[Entries from a dataset of interfaces]
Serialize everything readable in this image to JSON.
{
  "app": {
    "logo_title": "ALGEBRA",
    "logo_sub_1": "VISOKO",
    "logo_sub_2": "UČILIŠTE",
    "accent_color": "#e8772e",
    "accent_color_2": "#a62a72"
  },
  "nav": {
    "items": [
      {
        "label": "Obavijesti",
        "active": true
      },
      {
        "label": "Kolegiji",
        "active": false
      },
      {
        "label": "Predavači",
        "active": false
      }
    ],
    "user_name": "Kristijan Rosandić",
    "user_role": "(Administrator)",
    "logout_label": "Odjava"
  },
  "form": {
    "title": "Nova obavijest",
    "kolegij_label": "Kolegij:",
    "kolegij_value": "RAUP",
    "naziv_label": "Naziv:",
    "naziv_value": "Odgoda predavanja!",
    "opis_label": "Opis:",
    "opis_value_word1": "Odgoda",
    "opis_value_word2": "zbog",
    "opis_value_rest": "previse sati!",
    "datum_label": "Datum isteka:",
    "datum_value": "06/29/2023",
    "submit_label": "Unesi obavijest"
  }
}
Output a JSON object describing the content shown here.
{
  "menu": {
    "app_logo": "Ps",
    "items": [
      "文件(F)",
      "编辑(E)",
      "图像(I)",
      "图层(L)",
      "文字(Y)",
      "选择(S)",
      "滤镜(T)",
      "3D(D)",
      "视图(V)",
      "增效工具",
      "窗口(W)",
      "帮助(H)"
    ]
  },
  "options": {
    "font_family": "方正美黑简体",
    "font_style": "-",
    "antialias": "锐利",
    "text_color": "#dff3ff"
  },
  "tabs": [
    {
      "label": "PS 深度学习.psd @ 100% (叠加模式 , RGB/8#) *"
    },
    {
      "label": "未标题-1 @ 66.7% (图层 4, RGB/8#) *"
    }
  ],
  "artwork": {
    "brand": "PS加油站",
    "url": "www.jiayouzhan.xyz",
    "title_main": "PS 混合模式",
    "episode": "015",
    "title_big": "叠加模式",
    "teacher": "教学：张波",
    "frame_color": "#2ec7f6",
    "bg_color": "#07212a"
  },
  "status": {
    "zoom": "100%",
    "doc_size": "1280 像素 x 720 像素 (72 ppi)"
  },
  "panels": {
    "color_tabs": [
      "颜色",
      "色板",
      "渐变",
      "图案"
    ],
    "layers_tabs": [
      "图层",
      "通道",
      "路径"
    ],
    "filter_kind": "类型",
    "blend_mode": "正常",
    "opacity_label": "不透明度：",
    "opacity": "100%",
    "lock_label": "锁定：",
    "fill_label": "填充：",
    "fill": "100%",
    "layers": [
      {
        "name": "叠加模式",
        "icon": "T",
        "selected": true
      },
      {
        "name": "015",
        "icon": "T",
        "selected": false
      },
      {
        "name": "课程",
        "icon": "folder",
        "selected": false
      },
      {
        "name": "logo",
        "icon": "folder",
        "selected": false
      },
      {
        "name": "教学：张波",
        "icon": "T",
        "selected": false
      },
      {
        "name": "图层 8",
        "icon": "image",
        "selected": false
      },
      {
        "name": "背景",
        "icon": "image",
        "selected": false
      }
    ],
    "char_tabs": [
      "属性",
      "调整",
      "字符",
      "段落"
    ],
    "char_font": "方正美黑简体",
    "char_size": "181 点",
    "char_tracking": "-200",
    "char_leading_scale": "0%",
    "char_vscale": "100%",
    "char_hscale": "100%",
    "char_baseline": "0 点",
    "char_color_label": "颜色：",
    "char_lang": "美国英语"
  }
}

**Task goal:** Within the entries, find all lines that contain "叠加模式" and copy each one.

**Task output:**
      "label": "PS 深度学习.psd @ 100% (叠加模式 , RGB/8#) *"
    "title_big": "叠加模式",
        "name": "叠加模式",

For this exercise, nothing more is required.